Source records
-.-.-

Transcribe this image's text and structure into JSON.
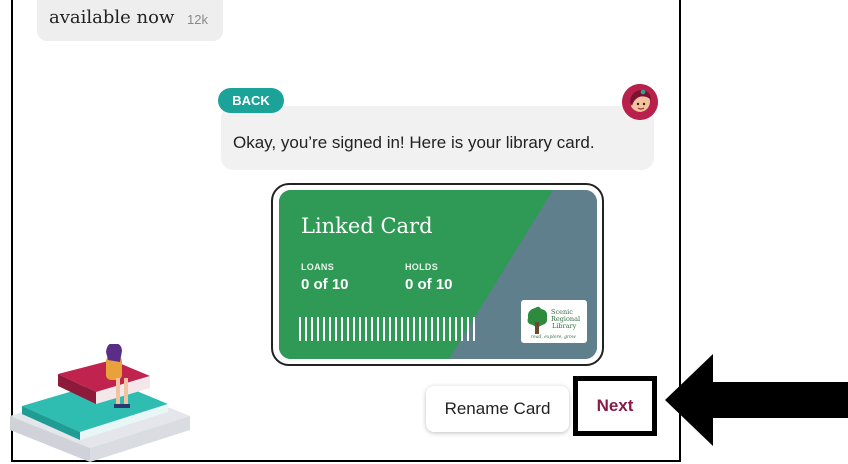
{
  "top_bubble": {
    "text": "available now",
    "count": "12k"
  },
  "back_label": "BACK",
  "message": "Okay, you’re signed in! Here is your library card.",
  "card": {
    "title": "Linked Card",
    "loans_label": "LOANS",
    "loans_value": "0 of 10",
    "holds_label": "HOLDS",
    "holds_value": "0 of 10",
    "logo_text": [
      "Scenic",
      "Regional",
      "Library"
    ],
    "logo_tagline": "read, explore, grow",
    "colors": {
      "green": "#2e9a55",
      "slate": "#5f7f8c"
    }
  },
  "buttons": {
    "rename": "Rename Card",
    "next": "Next"
  },
  "colors": {
    "teal": "#1ba39a",
    "next_text": "#8a1a48",
    "avatar": "#b8214b"
  }
}
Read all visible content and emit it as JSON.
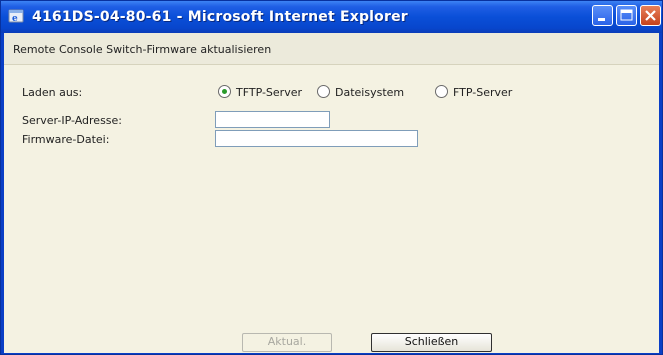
{
  "window": {
    "title": "4161DS-04-80-61 - Microsoft Internet Explorer",
    "controls": [
      "minimize-icon",
      "maximize-icon",
      "close-icon"
    ]
  },
  "page": {
    "title": "Remote Console Switch-Firmware aktualisieren"
  },
  "form": {
    "load_from_label": "Laden aus:",
    "options": [
      {
        "label": "TFTP-Server",
        "selected": true
      },
      {
        "label": "Dateisystem",
        "selected": false
      },
      {
        "label": "FTP-Server",
        "selected": false
      }
    ],
    "server_ip_label": "Server-IP-Adresse:",
    "server_ip_value": "",
    "firmware_file_label": "Firmware-Datei:",
    "firmware_file_value": ""
  },
  "buttons": {
    "update_label": "Aktual.",
    "update_enabled": false,
    "close_label": "Schließen"
  },
  "colors": {
    "titlebar": "#0a4fd8",
    "client_bg": "#f4f2e2",
    "radio_checked": "#2a9a2a"
  }
}
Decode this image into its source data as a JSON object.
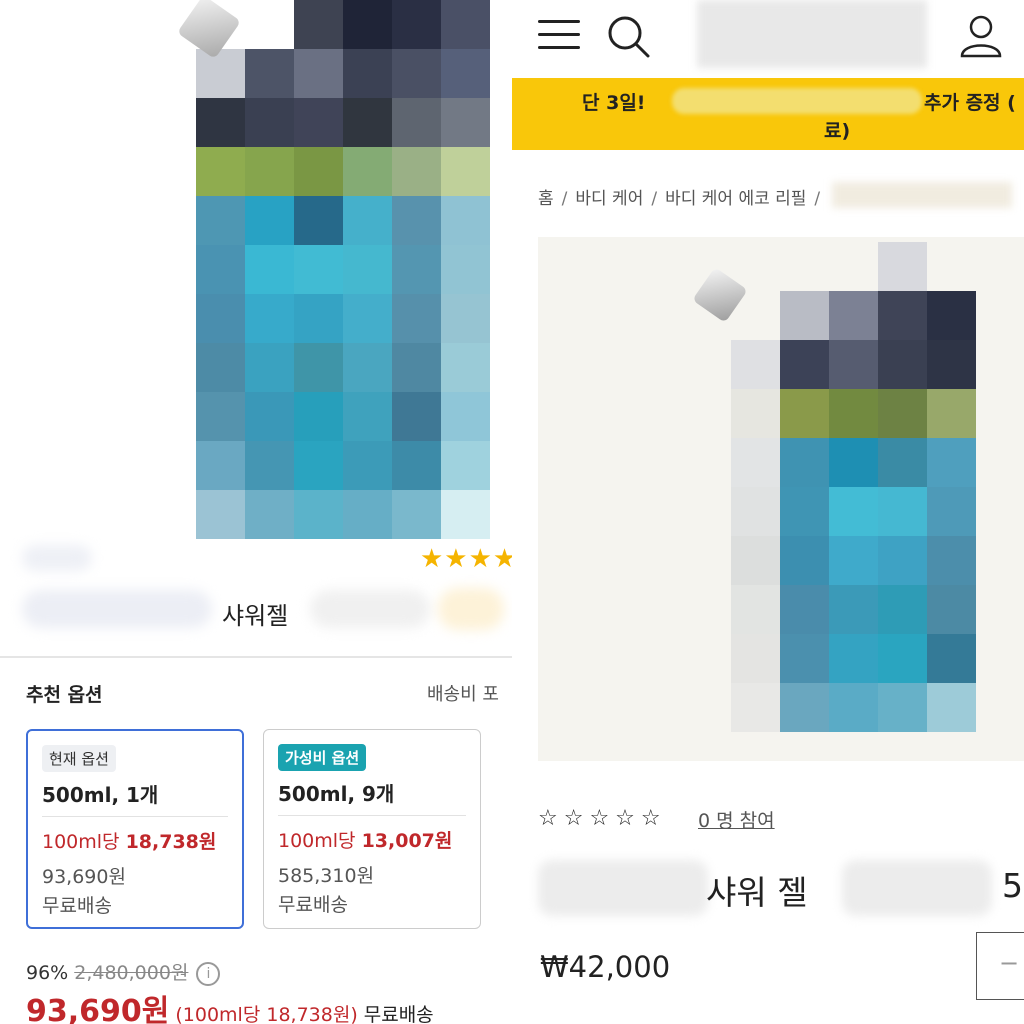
{
  "left": {
    "product_name": "샤워젤",
    "stars": "★★★★",
    "recommended_title": "추천 옵션",
    "shipping_note": "배송비 포",
    "options": [
      {
        "tag": "현재 옵션",
        "size": "500ml, 1개",
        "unit_prefix": "100ml당 ",
        "unit_price": "18,738원",
        "total": "93,690원",
        "shipping": "무료배송"
      },
      {
        "tag": "가성비 옵션",
        "size": "500ml, 9개",
        "unit_prefix": "100ml당 ",
        "unit_price": "13,007원",
        "total": "585,310원",
        "shipping": "무료배송"
      }
    ],
    "discount_rate": "96%",
    "original_price": "2,480,000원",
    "info_icon": "i",
    "sale_price": "93,690원",
    "unit_note": "(100ml당 18,738원)",
    "shipping": "무료배송"
  },
  "right": {
    "icons": [
      "menu-icon",
      "search-icon",
      "user-icon"
    ],
    "banner": {
      "line1_left": "단 3일!",
      "line1_right": "추가 증정 (",
      "line2": "료)"
    },
    "breadcrumbs": [
      "홈",
      "바디 케어",
      "바디 케어 에코 리필"
    ],
    "rating_stars": "☆☆☆☆☆",
    "review_count": "0 명 참여",
    "product_name": "샤워 젤",
    "product_name_tail": "5",
    "price": "₩42,000",
    "stepper_minus": "−"
  },
  "colors": {
    "accent_red": "#c0282b",
    "selected_border": "#3f6fd8",
    "value_tag": "#1aa3b0",
    "banner_yellow": "#f9c70a",
    "star_gold": "#f5b400"
  }
}
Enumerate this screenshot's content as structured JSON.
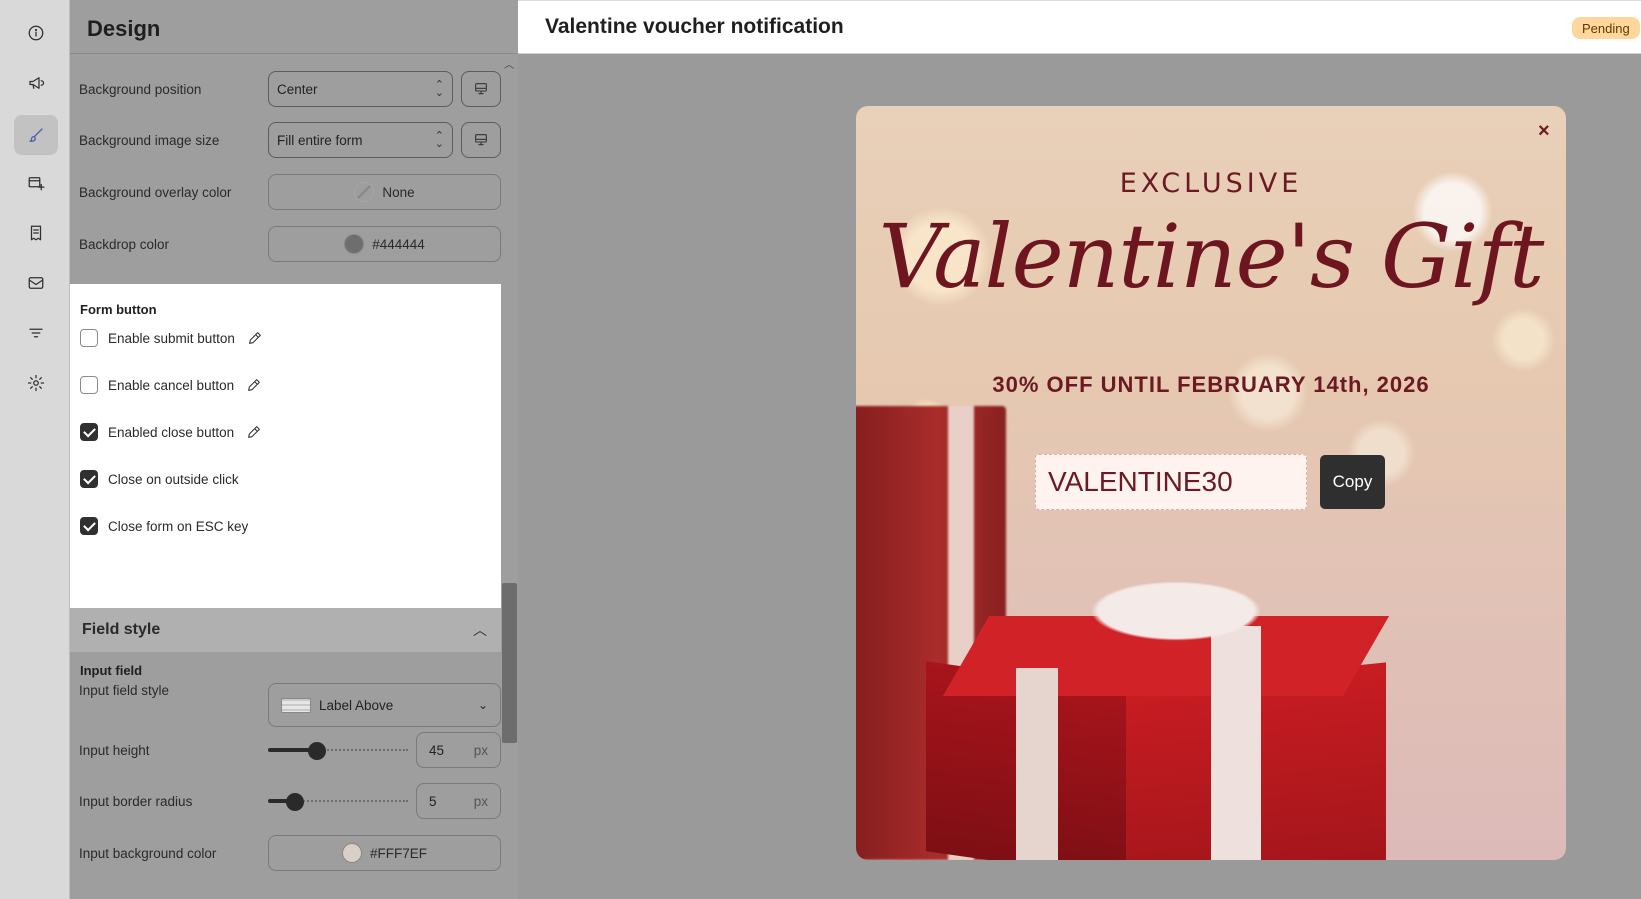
{
  "rail": {
    "items": [
      {
        "icon": "info-icon"
      },
      {
        "icon": "megaphone-icon"
      },
      {
        "icon": "brush-icon",
        "active": true
      },
      {
        "icon": "form-add-icon"
      },
      {
        "icon": "receipt-icon"
      },
      {
        "icon": "mail-icon"
      },
      {
        "icon": "filter-icon"
      },
      {
        "icon": "gear-icon"
      }
    ]
  },
  "panel": {
    "title": "Design",
    "background_position": {
      "label": "Background position",
      "value": "Center"
    },
    "background_image_size": {
      "label": "Background image size",
      "value": "Fill entire form"
    },
    "background_overlay_color": {
      "label": "Background overlay color",
      "value": "None"
    },
    "backdrop_color": {
      "label": "Backdrop color",
      "value": "#444444",
      "swatch": "#6e6e6e"
    },
    "form_button": {
      "title": "Form button",
      "items": [
        {
          "label": "Enable submit button",
          "checked": false,
          "editable": true
        },
        {
          "label": "Enable cancel button",
          "checked": false,
          "editable": true
        },
        {
          "label": "Enabled close button",
          "checked": true,
          "editable": true
        },
        {
          "label": "Close on outside click",
          "checked": true,
          "editable": false
        },
        {
          "label": "Close form on ESC key",
          "checked": true,
          "editable": false
        }
      ]
    },
    "field_style": {
      "title": "Field style",
      "input_field_title": "Input field",
      "input_field_style": {
        "label": "Input field style",
        "value": "Label Above"
      },
      "input_height": {
        "label": "Input height",
        "value": "45",
        "unit": "px",
        "slider_fraction": 0.33
      },
      "input_border_radius": {
        "label": "Input border radius",
        "value": "5",
        "unit": "px",
        "slider_fraction": 0.15
      },
      "input_background_color": {
        "label": "Input background color",
        "value": "#FFF7EF",
        "swatch": "#d9cfc6"
      }
    }
  },
  "preview": {
    "title": "Valentine voucher notification",
    "status": "Pending",
    "popup": {
      "eyebrow": "EXCLUSIVE",
      "headline": "Valentine's Gift",
      "offer": "30% OFF UNTIL FEBRUARY 14th, 2026",
      "code": "VALENTINE30",
      "copy_label": "Copy",
      "close_glyph": "×"
    }
  },
  "colors": {
    "accent_active": "#4a5fb0",
    "headline": "#6e1620",
    "badge_bg": "#ffd79d"
  }
}
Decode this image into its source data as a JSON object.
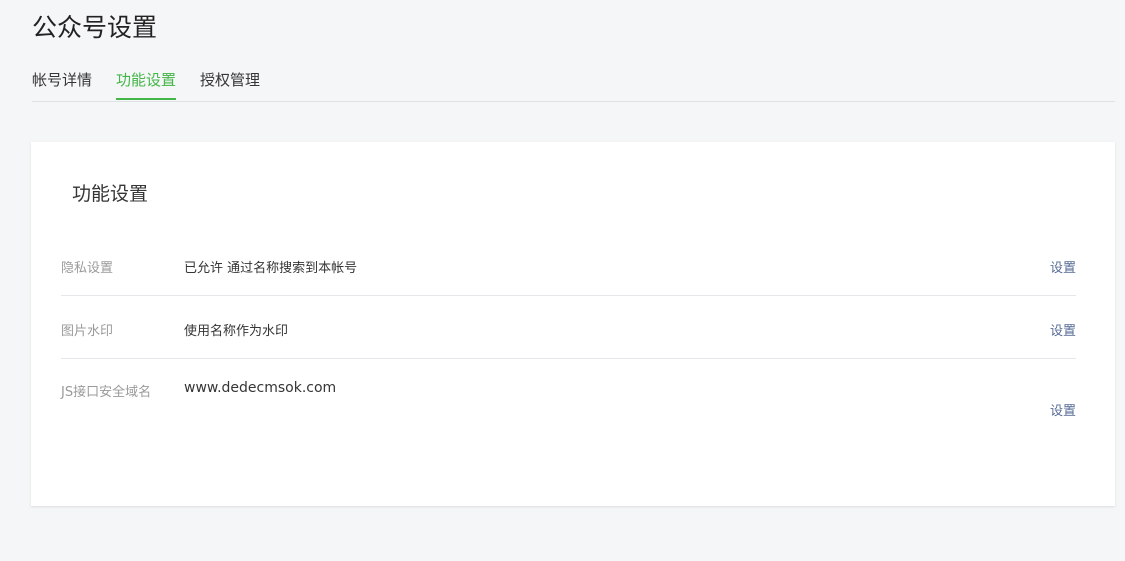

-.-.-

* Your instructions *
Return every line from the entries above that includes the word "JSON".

* Your solution *
Transcribe this image's text and structure into JSON.
Read all visible content and emit it as JSON.
Decode this image into its source data as a JSON object.
Enumerate this screenshot's content as structured JSON.
Decode this image into its source data as a JSON object.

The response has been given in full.